* [Activity]: Check every line below for the word "JSON" and copy the ones that have it.

* [Records to process]:
※ ※ ※

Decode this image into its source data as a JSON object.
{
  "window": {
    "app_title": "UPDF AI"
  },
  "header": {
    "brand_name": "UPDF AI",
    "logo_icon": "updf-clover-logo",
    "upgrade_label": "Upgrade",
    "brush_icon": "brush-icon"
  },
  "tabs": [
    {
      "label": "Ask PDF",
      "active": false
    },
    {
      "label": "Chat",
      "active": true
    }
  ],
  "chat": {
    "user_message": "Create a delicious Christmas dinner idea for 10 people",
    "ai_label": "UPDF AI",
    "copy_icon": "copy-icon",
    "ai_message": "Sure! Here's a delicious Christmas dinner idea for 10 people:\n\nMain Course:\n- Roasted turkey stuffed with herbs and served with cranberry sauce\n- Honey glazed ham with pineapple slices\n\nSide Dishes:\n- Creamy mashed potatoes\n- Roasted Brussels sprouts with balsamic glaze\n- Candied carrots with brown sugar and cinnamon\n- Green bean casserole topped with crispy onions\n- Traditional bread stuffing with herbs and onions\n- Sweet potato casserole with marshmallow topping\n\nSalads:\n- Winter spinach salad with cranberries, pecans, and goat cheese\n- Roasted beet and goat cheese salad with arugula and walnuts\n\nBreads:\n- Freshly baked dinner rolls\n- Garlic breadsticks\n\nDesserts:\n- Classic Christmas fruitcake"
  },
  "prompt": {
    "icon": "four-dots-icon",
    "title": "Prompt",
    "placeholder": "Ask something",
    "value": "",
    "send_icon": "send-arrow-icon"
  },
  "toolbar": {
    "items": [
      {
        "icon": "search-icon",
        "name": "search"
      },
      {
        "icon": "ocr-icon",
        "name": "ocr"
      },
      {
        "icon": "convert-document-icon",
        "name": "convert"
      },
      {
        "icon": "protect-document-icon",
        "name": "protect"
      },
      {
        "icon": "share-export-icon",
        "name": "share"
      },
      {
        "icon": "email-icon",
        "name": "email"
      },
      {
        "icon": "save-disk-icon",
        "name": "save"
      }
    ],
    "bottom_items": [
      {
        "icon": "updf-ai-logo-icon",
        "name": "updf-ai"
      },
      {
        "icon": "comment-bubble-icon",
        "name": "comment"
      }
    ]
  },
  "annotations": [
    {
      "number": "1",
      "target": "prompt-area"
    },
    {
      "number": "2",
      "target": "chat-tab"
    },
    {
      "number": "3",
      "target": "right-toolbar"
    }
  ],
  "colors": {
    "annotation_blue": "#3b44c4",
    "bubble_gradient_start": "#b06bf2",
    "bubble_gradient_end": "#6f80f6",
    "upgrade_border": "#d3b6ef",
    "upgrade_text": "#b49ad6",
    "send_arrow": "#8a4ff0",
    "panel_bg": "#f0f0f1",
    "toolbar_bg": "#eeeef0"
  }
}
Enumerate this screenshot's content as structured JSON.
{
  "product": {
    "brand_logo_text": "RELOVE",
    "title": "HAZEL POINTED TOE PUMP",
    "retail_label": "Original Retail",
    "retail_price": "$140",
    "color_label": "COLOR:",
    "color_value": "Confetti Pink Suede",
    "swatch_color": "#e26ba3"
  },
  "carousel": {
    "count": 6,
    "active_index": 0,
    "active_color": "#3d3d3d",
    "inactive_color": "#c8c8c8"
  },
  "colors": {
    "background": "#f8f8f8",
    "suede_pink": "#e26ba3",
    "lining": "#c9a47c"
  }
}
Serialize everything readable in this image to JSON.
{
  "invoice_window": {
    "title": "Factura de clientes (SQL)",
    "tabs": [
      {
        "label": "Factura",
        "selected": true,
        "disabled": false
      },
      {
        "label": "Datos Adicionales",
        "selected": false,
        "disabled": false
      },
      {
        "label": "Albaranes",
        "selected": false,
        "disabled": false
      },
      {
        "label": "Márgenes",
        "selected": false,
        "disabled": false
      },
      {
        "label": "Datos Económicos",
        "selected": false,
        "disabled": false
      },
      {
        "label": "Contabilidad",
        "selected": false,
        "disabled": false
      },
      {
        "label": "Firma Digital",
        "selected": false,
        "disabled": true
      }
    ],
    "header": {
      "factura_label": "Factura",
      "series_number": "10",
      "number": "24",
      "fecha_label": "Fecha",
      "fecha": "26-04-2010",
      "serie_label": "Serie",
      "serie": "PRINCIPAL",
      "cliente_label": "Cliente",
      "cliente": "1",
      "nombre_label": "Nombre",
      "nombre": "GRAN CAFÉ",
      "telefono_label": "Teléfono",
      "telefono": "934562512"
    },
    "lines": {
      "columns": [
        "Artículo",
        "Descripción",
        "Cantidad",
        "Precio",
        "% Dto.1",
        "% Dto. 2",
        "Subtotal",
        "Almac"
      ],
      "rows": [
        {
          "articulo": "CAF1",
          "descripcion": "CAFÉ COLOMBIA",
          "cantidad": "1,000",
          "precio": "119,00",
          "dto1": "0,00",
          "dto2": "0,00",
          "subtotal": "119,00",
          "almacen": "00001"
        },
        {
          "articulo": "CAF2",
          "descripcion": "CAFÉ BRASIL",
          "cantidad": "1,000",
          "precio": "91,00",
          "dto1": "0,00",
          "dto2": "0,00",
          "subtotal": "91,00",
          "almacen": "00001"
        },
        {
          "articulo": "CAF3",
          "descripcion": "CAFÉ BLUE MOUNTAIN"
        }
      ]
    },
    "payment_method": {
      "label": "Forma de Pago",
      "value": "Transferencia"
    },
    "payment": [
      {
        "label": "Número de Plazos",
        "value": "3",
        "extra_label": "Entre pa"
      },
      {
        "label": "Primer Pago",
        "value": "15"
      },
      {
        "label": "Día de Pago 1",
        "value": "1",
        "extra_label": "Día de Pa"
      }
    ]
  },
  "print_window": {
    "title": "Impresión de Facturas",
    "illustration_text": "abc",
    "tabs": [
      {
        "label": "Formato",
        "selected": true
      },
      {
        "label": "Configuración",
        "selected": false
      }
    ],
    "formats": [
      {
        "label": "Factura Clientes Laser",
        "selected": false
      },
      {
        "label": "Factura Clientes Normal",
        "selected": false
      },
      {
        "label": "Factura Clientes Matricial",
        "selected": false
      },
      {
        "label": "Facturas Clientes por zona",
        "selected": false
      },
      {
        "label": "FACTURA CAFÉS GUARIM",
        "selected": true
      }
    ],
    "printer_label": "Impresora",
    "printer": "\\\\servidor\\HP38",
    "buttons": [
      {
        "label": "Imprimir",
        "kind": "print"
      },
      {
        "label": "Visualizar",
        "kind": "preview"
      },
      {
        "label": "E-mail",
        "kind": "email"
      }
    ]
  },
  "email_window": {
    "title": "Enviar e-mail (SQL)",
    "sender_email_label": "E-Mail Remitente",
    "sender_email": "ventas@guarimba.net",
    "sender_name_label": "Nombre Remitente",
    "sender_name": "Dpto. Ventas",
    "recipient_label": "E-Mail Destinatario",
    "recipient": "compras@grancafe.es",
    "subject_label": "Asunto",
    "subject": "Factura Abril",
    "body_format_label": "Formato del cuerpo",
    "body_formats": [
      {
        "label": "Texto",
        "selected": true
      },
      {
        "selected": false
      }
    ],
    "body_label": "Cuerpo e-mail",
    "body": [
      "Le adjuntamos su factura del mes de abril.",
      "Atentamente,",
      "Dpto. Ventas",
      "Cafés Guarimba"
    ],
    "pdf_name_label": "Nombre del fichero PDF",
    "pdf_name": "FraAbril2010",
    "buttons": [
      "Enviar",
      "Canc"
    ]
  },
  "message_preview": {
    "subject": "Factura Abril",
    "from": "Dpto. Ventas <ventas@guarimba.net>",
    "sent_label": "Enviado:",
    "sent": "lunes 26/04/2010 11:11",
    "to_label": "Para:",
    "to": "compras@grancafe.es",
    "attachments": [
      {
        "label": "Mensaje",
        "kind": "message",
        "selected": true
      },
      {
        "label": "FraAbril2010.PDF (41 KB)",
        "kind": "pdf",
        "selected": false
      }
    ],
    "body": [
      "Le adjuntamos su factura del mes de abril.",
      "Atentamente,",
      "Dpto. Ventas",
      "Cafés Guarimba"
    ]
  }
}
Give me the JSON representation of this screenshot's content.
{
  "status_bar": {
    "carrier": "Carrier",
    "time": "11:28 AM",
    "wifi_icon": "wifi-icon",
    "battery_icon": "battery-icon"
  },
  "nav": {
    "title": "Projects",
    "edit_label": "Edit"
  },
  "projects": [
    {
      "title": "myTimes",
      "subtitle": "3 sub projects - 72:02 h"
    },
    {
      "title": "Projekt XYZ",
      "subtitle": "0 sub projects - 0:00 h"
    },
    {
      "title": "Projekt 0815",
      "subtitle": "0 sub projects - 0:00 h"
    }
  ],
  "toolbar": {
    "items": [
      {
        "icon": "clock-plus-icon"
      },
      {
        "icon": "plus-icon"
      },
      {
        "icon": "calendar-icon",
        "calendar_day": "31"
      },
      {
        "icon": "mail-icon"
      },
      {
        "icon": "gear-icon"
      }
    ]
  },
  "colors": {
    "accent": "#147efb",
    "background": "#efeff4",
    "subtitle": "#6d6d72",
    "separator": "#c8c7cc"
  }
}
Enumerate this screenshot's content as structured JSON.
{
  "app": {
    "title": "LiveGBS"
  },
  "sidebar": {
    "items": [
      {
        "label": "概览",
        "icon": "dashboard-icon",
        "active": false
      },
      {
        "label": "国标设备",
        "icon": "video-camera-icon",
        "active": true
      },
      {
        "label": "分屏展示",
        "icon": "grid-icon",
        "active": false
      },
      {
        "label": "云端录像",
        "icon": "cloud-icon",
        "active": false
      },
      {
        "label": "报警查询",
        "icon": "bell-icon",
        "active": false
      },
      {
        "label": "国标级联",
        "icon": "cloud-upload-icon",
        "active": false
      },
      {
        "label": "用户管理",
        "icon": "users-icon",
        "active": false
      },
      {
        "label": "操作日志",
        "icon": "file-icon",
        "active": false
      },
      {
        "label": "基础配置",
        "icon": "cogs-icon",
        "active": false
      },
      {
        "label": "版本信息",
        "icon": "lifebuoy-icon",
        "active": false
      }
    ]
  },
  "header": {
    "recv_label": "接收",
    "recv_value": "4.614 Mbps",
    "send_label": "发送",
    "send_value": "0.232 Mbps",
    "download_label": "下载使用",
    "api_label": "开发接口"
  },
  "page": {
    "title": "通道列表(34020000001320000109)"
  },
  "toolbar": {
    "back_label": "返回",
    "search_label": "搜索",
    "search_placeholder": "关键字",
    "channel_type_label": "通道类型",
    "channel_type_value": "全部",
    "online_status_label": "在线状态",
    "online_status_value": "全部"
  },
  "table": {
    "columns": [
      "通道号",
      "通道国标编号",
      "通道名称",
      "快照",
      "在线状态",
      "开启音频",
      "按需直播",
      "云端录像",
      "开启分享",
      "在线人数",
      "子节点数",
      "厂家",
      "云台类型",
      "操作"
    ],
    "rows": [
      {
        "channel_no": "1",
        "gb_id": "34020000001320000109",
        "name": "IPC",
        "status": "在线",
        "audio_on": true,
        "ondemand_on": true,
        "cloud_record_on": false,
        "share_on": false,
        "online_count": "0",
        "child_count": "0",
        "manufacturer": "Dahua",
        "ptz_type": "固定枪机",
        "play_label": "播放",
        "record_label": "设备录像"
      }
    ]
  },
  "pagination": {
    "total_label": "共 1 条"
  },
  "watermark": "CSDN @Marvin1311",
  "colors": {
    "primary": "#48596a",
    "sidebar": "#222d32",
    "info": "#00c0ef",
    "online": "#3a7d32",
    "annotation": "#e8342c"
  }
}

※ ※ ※

* [Your solution]:
Decode this image into its source data as a JSON object.
Enumerate this screenshot's content as structured JSON.
Serialize everything readable in this image to JSON.
Give me the JSON representation of this screenshot's content.
Enumerate this screenshot's content as structured JSON.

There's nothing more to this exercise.